Every year a couple of branches die in my Rose of Sharon. The rest of theshrub look happy and flowers. The sick branch wilts and dies and does not come back. Any answers?
Thank you for contacting the Toronto Master Gardeners with your inquiry.
It is difficult to know what could be the cause of your Rose of Sharon’s dying branches. These shrubs are vigorous, hardy plants with few pest or disease problems with an average life span of 20-30 years. It could be that a few of your branches have succumbed to winter kill. Rose of Sharon prefers full sun, soil that is rich and moist, and is hardy to USDA zone 5 (i.e. Canadian zone 6). Since it is borderline hardy in Toronto, it is best to give it a sheltered location to protect from winter kill.

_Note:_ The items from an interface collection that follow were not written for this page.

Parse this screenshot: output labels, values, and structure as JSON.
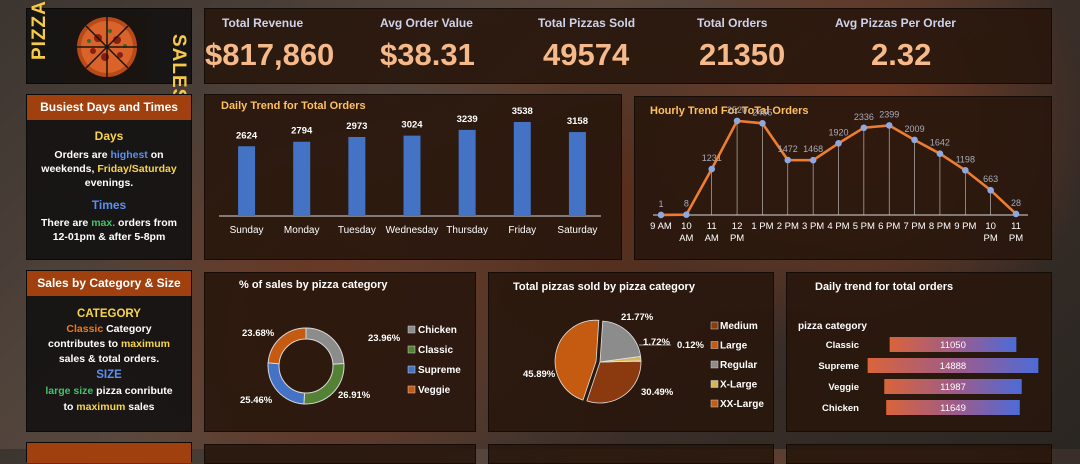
{
  "logo": {
    "left_text": "PIZZA",
    "right_text": "SALES"
  },
  "kpis": [
    {
      "label": "Total Revenue",
      "value": "$817,860"
    },
    {
      "label": "Avg Order Value",
      "value": "$38.31"
    },
    {
      "label": "Total Pizzas Sold",
      "value": "49574"
    },
    {
      "label": "Total Orders",
      "value": "21350"
    },
    {
      "label": "Avg Pizzas Per Order",
      "value": "2.32"
    }
  ],
  "busiest": {
    "title": "Busiest Days and Times",
    "days_heading": "Days",
    "days_l1_a": "Orders are ",
    "days_l1_b": "highest",
    "days_l1_c": " on",
    "days_l2_a": "weekends, ",
    "days_l2_b": "Friday/Saturday",
    "days_l3": "evenings.",
    "times_heading": "Times",
    "times_l1_a": "There are ",
    "times_l1_b": "max.",
    "times_l1_c": " orders from",
    "times_l2": "12-01pm & after 5-8pm"
  },
  "category_size": {
    "title": "Sales by Category & Size",
    "cat_heading": "CATEGORY",
    "cat_l1_a": "Classic",
    "cat_l1_b": " Category",
    "cat_l2_a": "contributes to ",
    "cat_l2_b": "maximum",
    "cat_l3": "sales & total orders.",
    "size_heading": "SIZE",
    "size_l1_a": "large size",
    "size_l1_b": " pizza conribute",
    "size_l2_a": "to ",
    "size_l2_b": "maximum",
    "size_l2_c": " sales"
  },
  "colors": {
    "bar_blue": "#4472c4",
    "line_orange": "#ed7d31",
    "marker_blue": "#8fa9e0",
    "pie_orange": "#c55a11",
    "pie_gray": "#8c8c8c",
    "pie_green": "#548235",
    "pie_blue": "#4472c4",
    "pie_brown": "#8b3a0f",
    "pie_yellow": "#d6b656"
  },
  "chart_data": [
    {
      "id": "daily",
      "type": "bar",
      "title": "Daily Trend for Total Orders",
      "categories": [
        "Sunday",
        "Monday",
        "Tuesday",
        "Wednesday",
        "Thursday",
        "Friday",
        "Saturday"
      ],
      "values": [
        2624,
        2794,
        2973,
        3024,
        3239,
        3538,
        3158
      ],
      "ylim": [
        0,
        3800
      ],
      "grid": false
    },
    {
      "id": "hourly",
      "type": "line",
      "title": "Hourly Trend For ToTal Orders",
      "categories": [
        [
          "9 AM"
        ],
        [
          "10",
          "AM"
        ],
        [
          "11",
          "AM"
        ],
        [
          "12",
          "PM"
        ],
        [
          "1 PM"
        ],
        [
          "2 PM"
        ],
        [
          "3 PM"
        ],
        [
          "4 PM"
        ],
        [
          "5 PM"
        ],
        [
          "6 PM"
        ],
        [
          "7 PM"
        ],
        [
          "8 PM"
        ],
        [
          "9 PM"
        ],
        [
          "10",
          "PM"
        ],
        [
          "11",
          "PM"
        ]
      ],
      "values": [
        1,
        8,
        1231,
        2520,
        2455,
        1472,
        1468,
        1920,
        2336,
        2399,
        2009,
        1642,
        1198,
        663,
        28
      ],
      "ylim": [
        0,
        3000
      ],
      "grid": false
    },
    {
      "id": "pct_cat",
      "type": "pie",
      "title": "% of sales by pizza category",
      "categories": [
        "Chicken",
        "Classic",
        "Supreme",
        "Veggie"
      ],
      "values": [
        23.96,
        26.91,
        25.46,
        23.68
      ],
      "value_labels": [
        "23.96%",
        "26.91%",
        "25.46%",
        "23.68%"
      ],
      "legend": "right"
    },
    {
      "id": "size_pie",
      "type": "pie",
      "title": "Total pizzas sold by pizza category",
      "categories": [
        "Medium",
        "Large",
        "Regular",
        "X-Large",
        "XX-Large"
      ],
      "values": [
        30.49,
        45.89,
        21.77,
        1.72,
        0.12
      ],
      "value_labels": [
        "30.49%",
        "45.89%",
        "21.77%",
        "1.72%",
        "0.12%"
      ],
      "legend": "right"
    },
    {
      "id": "cat_orders",
      "type": "bar",
      "title": "Daily trend for total orders",
      "legend_title": "pizza category",
      "categories": [
        "Classic",
        "Supreme",
        "Veggie",
        "Chicken"
      ],
      "values": [
        11050,
        14888,
        11987,
        11649
      ],
      "xlim": [
        0,
        15000
      ],
      "orientation": "horizontal"
    }
  ]
}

Have you noticed any insects or holes on your leaves? Pests, which commonly attack this shrub, include aphids, spider mites, Japanese beetles and whiteflies. Have you noticed any round spots on the leaves, a symptom of fungal or bacterial disease, such as the fungal disease cercospora leaf spot. Symptoms of leaf blight first appear on the lower, older leaves as small brown spots with concentric rings that form a “bull’s eye” pattern. As the disease matures, it spreads outward on the leaf surface causing it to turn yellow, wither and die. Other diseases include gray mold, powdery mildew, cankers, and root knot nematode. Symptoms of root knot nematode include the formation of knots or galls on the roots causing the plant to be inefficient in absorbing water and nutrients. Leaves are small and the plants fail to make normal growth. Rose of Sharon Problems.Which does not seem to be your problem since you mention that the rest of your shrub is healthy and robust.
When you notice dying branches, prune away and discard all leaves, branches and stems, making sure the cuts are made with clean, sterile pruning shears or loppers.
Giving it a good 2-3 inch layer of organic mulch around the root zone in the fall will also help. In late spring, after it has leafed out, prune out the winter damaged branches and apply a balanced 10-10-10 fertilizer to give it a head start. A mid-summer application of a low nitrogen 0-10-10 fertilizer will promote root health and flower production. Do not apply fertilizer after August, as this will encourage tender new growth that will not overwinter. Water deeply but not too frequently, and take care not to let in sit in wet soil or the roots will drown. Amend the soil yearly to keep it humus rich and healthy.
A healthy shrub is better able to defend itself against most pests and diseases.